LEXINGTON, Ky. (LEX 18) — The Lexington-Fayette County Health Department has notified parents of a confirmed case of pertussis, or whooping cough, at Frederick Douglass High School.
Lexington’s 12th case of #pertussis, or whooping cough, in 2019 has been confirmed at Frederick Douglass High School. If you have not received a pertussis vaccination, talk to your medical provider or call our clinic at 288-2483 to schedule an appointment. https://t.co/SxODkSxZDd pic.twitter.com/jLjIsf0MqF— Lexington-Fayette County Health Department (@LFCHD) December 16, 2019
This is the 12th confirmed case in Lexington in 2019, according to LFCHD. They had also confirmed another case in October of this year.
"It's something that will spread in the winter, as people are indoors there's a shared close contact," said Kevin Hall with the Lexington-Fayette County Health Department. "It's spread through coughing, sneezing, and those droplets in the air. So, you want to make sure you're not only getting the vaccine, but you're covering your mouth when you cough or sneeze and wash your hands frequently."
The health department has recommended preventative antibiotics for high-risk students who may have been exposed to pertussis.

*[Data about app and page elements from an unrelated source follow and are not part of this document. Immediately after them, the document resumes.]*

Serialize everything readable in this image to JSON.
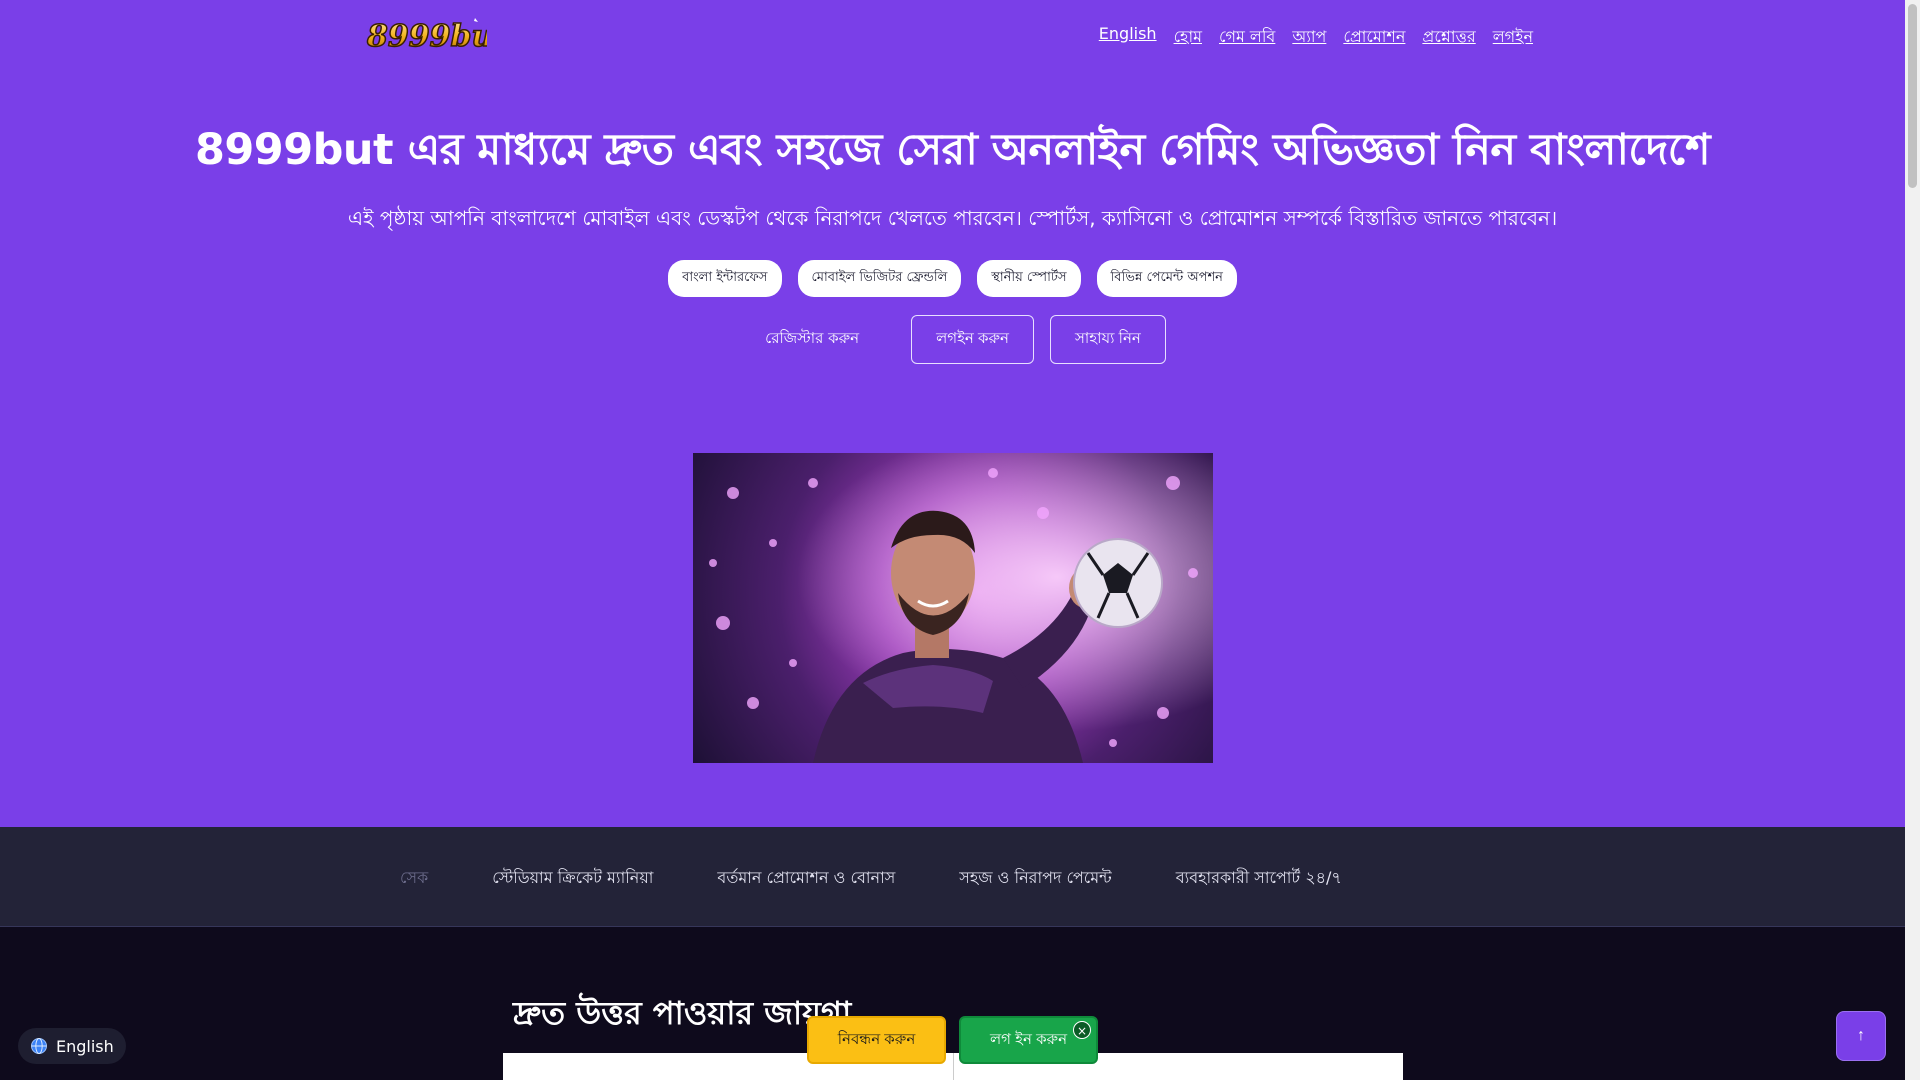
{
  "brand": {
    "logo_text": "8999but"
  },
  "nav": {
    "items": [
      "English",
      "হোম",
      "গেম লবি",
      "অ্যাপ",
      "প্রোমোশন",
      "প্রশ্নোত্তর",
      "লগইন"
    ]
  },
  "hero": {
    "title": "8999but এর মাধ্যমে দ্রুত এবং সহজে সেরা অনলাইন গেমিং অভিজ্ঞতা নিন বাংলাদেশে",
    "subtitle": "এই পৃষ্ঠায় আপনি বাংলাদেশে মোবাইল এবং ডেস্কটপ থেকে নিরাপদে খেলতে পারবেন। স্পোর্টস, ক্যাসিনো ও প্রোমোশন সম্পর্কে বিস্তারিত জানতে পারবেন।",
    "chips": [
      "বাংলা ইন্টারফেস",
      "মোবাইল ভিজিটর ফ্রেন্ডলি",
      "স্থানীয় স্পোর্টস",
      "বিভিন্ন পেমেন্ট অপশন"
    ],
    "register_link": "রেজিস্টার করুন",
    "login_button": "লগইন করুন",
    "help_button": "সাহায্য নিন"
  },
  "ticker": {
    "items": [
      "সেক",
      "স্টেডিয়াম ক্রিকেট ম্যানিয়া",
      "বর্তমান প্রোমোশন ও বোনাস",
      "সহজ ও নিরাপদ পেমেন্ট",
      "ব্যবহারকারী সাপোর্ট ২৪/৭"
    ]
  },
  "section": {
    "title": "দ্রুত উত্তর পাওয়ার জায়গা"
  },
  "floating": {
    "language": "English",
    "register": "নিবন্ধন করুন",
    "login": "লগ ইন করুন",
    "close": "×",
    "back_to_top": "↑"
  },
  "colors": {
    "hero_bg": "#7a3fe8",
    "ticker_bg": "#232338",
    "page_bg": "#0e0a1c",
    "register_btn": "#fbbf14",
    "login_btn": "#18a54a"
  }
}
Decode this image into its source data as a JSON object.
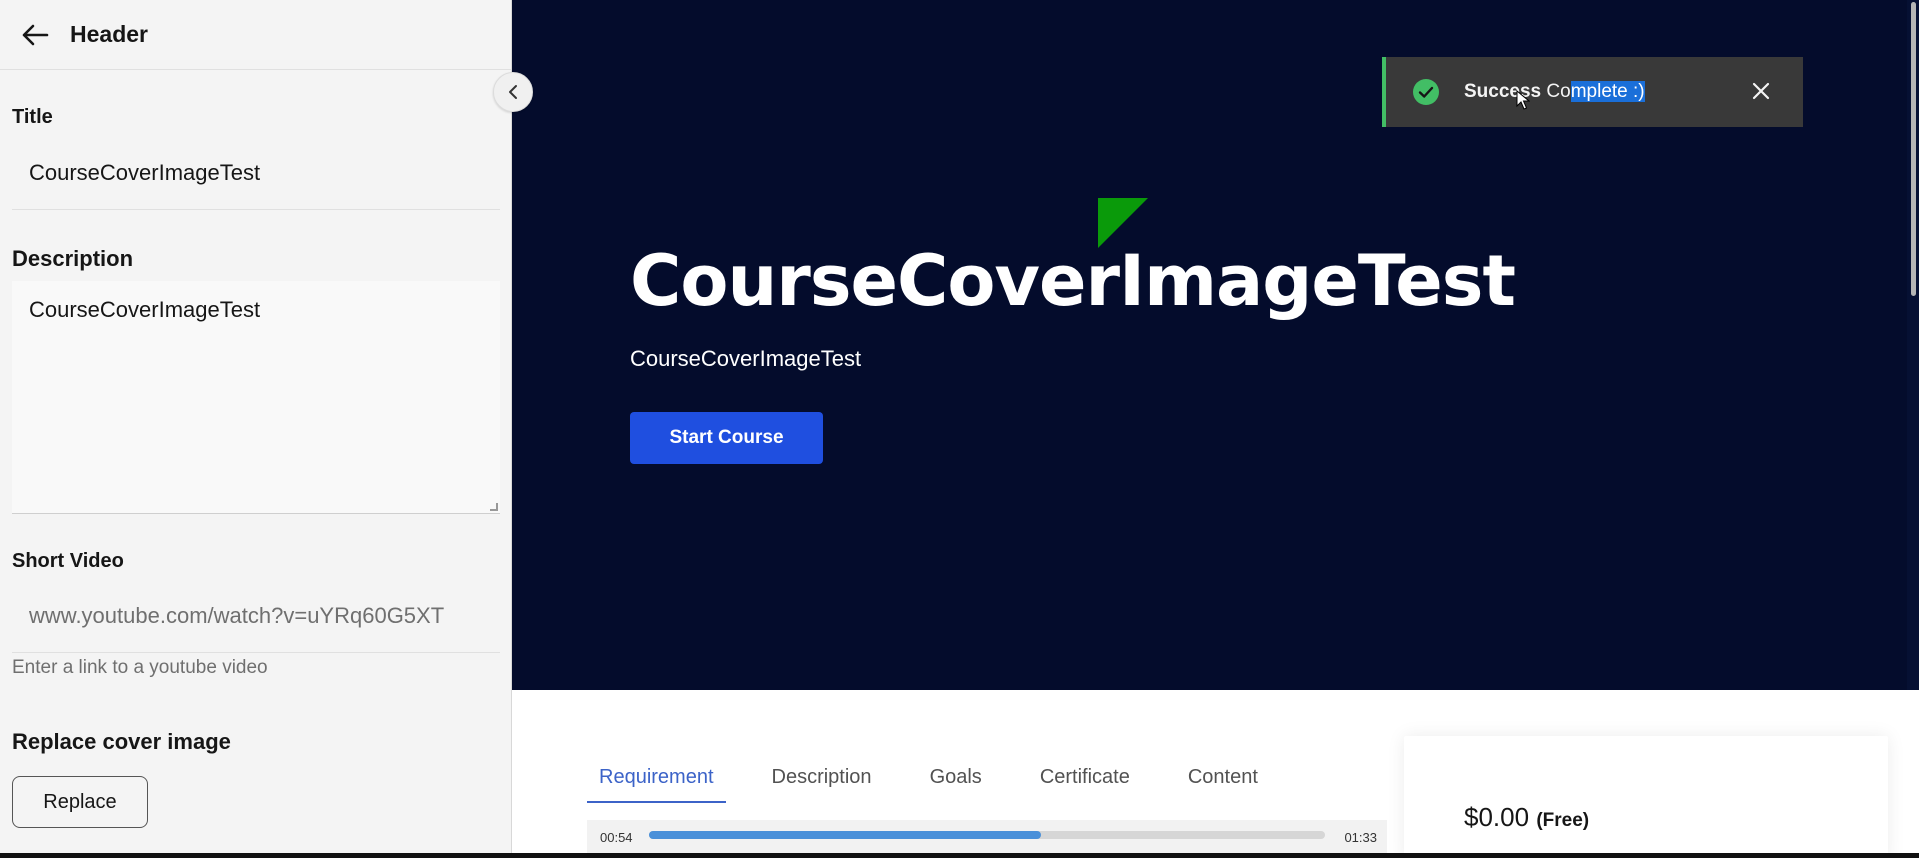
{
  "panel": {
    "header_title": "Header",
    "title_label": "Title",
    "title_value": "CourseCoverImageTest",
    "description_label": "Description",
    "description_value": "CourseCoverImageTest",
    "short_video_label": "Short Video",
    "short_video_value": "www.youtube.com/watch?v=uYRq60G5XT",
    "short_video_helper": "Enter a link to a youtube video",
    "cover_label": "Replace cover image",
    "replace_button": "Replace"
  },
  "hero": {
    "title": "CourseCoverImageTest",
    "subtitle": "CourseCoverImageTest",
    "start_button": "Start Course"
  },
  "toast": {
    "title": "Success",
    "message_prefix": " Co",
    "message_selected": "mplete :)"
  },
  "tabs": [
    {
      "label": "Requirement",
      "active": true
    },
    {
      "label": "Description",
      "active": false
    },
    {
      "label": "Goals",
      "active": false
    },
    {
      "label": "Certificate",
      "active": false
    },
    {
      "label": "Content",
      "active": false
    }
  ],
  "video_player": {
    "current_time": "00:54",
    "total_time": "01:33",
    "progress": 0.58
  },
  "price": {
    "amount": "$0.00",
    "note": "(Free)"
  },
  "colors": {
    "hero_bg": "#040c2c",
    "primary_button": "#1f4fe0",
    "success": "#42be65",
    "active_tab": "#3c63c8",
    "logo_green": "#0a9a0a"
  },
  "icons": {
    "back": "arrow-left-icon",
    "collapse": "chevron-left-icon",
    "toast_status": "checkmark-circle-icon",
    "toast_close": "close-icon"
  }
}
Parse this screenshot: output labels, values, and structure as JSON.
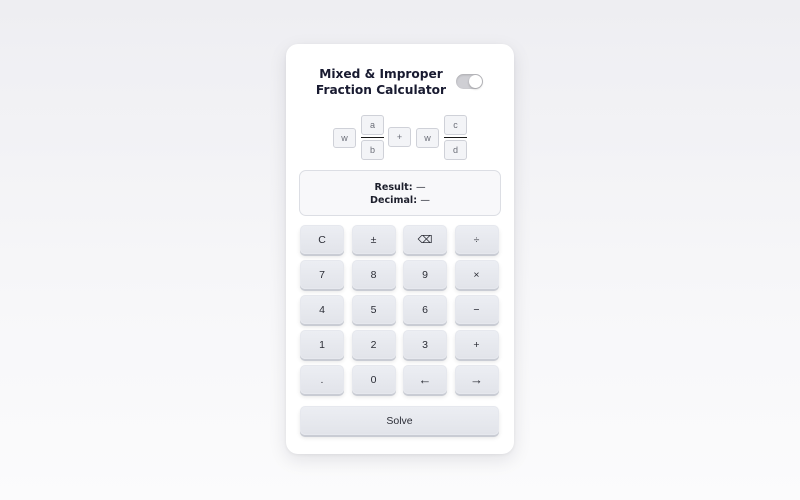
{
  "header": {
    "title_line1": "Mixed & Improper",
    "title_line2": "Fraction Calculator",
    "toggle_on": true
  },
  "fraction_input": {
    "first": {
      "whole": "w",
      "numerator": "a",
      "denominator": "b"
    },
    "operator": "+",
    "second": {
      "whole": "w",
      "numerator": "c",
      "denominator": "d"
    }
  },
  "display": {
    "result_label": "Result:",
    "result_value": "—",
    "decimal_label": "Decimal:",
    "decimal_value": "—"
  },
  "keypad": {
    "keys": [
      "C",
      "±",
      "⌫",
      "÷",
      "7",
      "8",
      "9",
      "×",
      "4",
      "5",
      "6",
      "−",
      "1",
      "2",
      "3",
      "+",
      ".",
      "0",
      "←",
      "→"
    ]
  },
  "solve_label": "Solve",
  "colors": {
    "title": "#181a30",
    "key_bg": "#e6e8ee",
    "toggle_track": "#cfcfd4"
  }
}
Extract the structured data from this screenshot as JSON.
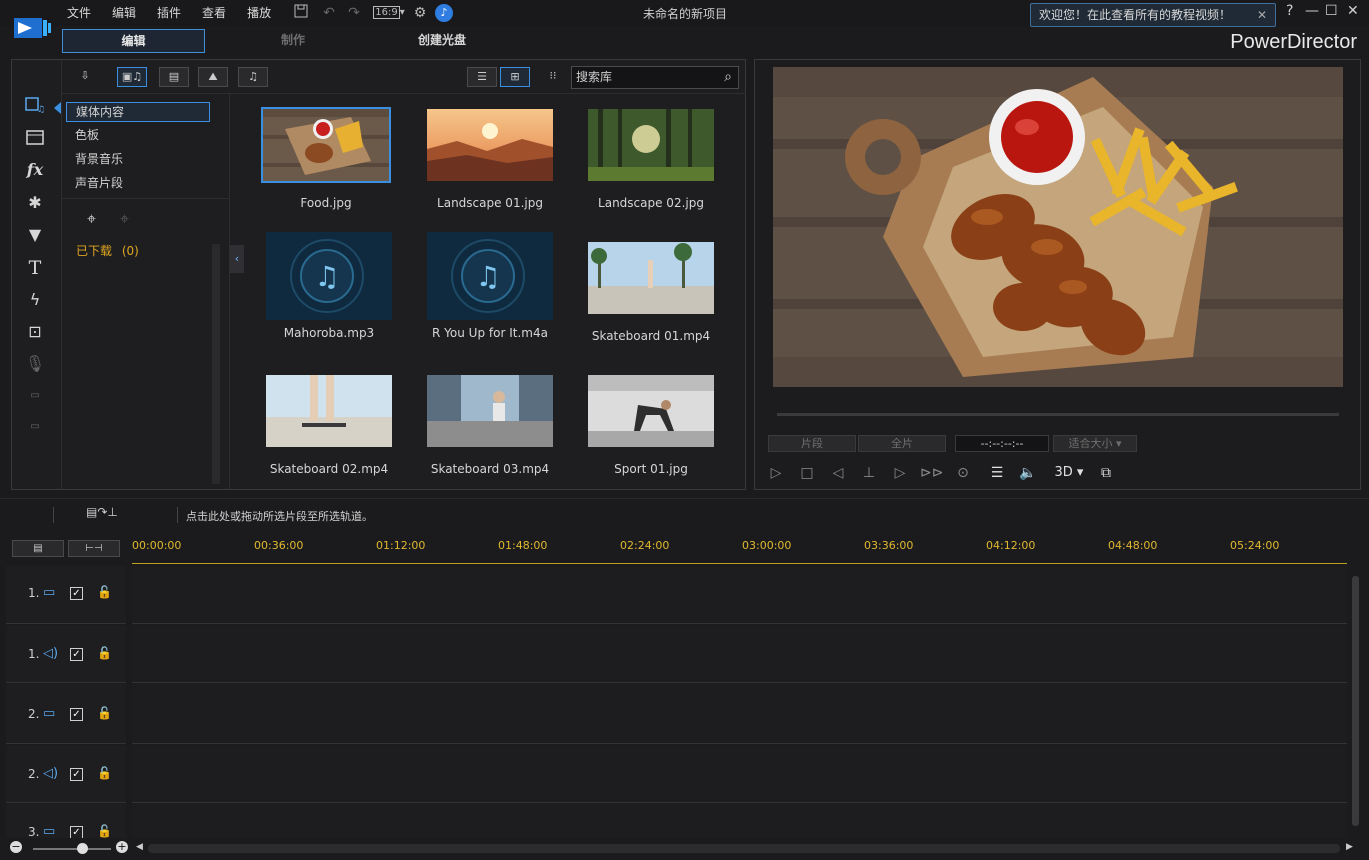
{
  "app": {
    "title": "未命名的新项目",
    "brand": "PowerDirector",
    "welcome": "欢迎您！在此查看所有的教程视频！"
  },
  "menu": [
    "文件",
    "编辑",
    "插件",
    "查看",
    "播放"
  ],
  "aspect_ratio": "16:9",
  "mode_tabs": {
    "edit": "编辑",
    "produce": "制作",
    "disc": "创建光盘"
  },
  "library": {
    "search_placeholder": "搜索库",
    "categories": [
      "媒体内容",
      "色板",
      "背景音乐",
      "声音片段"
    ],
    "downloaded": "已下载",
    "downloaded_count": "(0)",
    "items": [
      {
        "name": "Food.jpg",
        "kind": "image"
      },
      {
        "name": "Landscape 01.jpg",
        "kind": "image"
      },
      {
        "name": "Landscape 02.jpg",
        "kind": "image"
      },
      {
        "name": "Mahoroba.mp3",
        "kind": "audio"
      },
      {
        "name": "R You Up for It.m4a",
        "kind": "audio"
      },
      {
        "name": "Skateboard 01.mp4",
        "kind": "video"
      },
      {
        "name": "Skateboard 02.mp4",
        "kind": "video"
      },
      {
        "name": "Skateboard 03.mp4",
        "kind": "video"
      },
      {
        "name": "Sport 01.jpg",
        "kind": "image"
      }
    ]
  },
  "preview": {
    "clip_label": "片段",
    "movie_label": "全片",
    "timecode": "--:--:--:--",
    "fit_label": "适合大小",
    "mode_3d": "3D"
  },
  "timeline": {
    "hint": "点击此处或拖动所选片段至所选轨道。",
    "ticks": [
      "00:00:00",
      "00:36:00",
      "01:12:00",
      "01:48:00",
      "02:24:00",
      "03:00:00",
      "03:36:00",
      "04:12:00",
      "04:48:00",
      "05:24:00"
    ],
    "tracks": [
      {
        "num": "1.",
        "type": "video"
      },
      {
        "num": "1.",
        "type": "audio"
      },
      {
        "num": "2.",
        "type": "video"
      },
      {
        "num": "2.",
        "type": "audio"
      },
      {
        "num": "3.",
        "type": "video"
      }
    ]
  },
  "colors": {
    "accent": "#3a8fe0",
    "ruler": "#e0b830",
    "download": "#e0a620"
  }
}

This includes students who have chronic illnesses or weakened immune systems.
"We're in the heart of the school year, you're looking at people who are involved in extracurricular activities so kids are in band, theater, sports and they're traveling all across the state," Hall said. "So, the people really need to make sure that they are taking the steps because this shouldn't just be, this isn't something that would just be limited to Lexington."
This also includes students who live in a home with a family member that has a chronic illness or weakened immune system, an infant or a pregnant woman.
Here are the early symptoms of pertussis:
- Runny nose
- Low grade fever
"If you aren't sure, talk to your providers, they can check your records, and it's better to be safe than sorry on this one because it is something that can wipe you out throughout the entire month," said Hall. "It's not something you want, it's not something you wish on anyone."
The health department said that the cough usually gets worst and turns in to uncontrollable, sometimes violent, coughing after a week or so.
Hall also said that it is important to get the booster because the vaccine will weaken over time.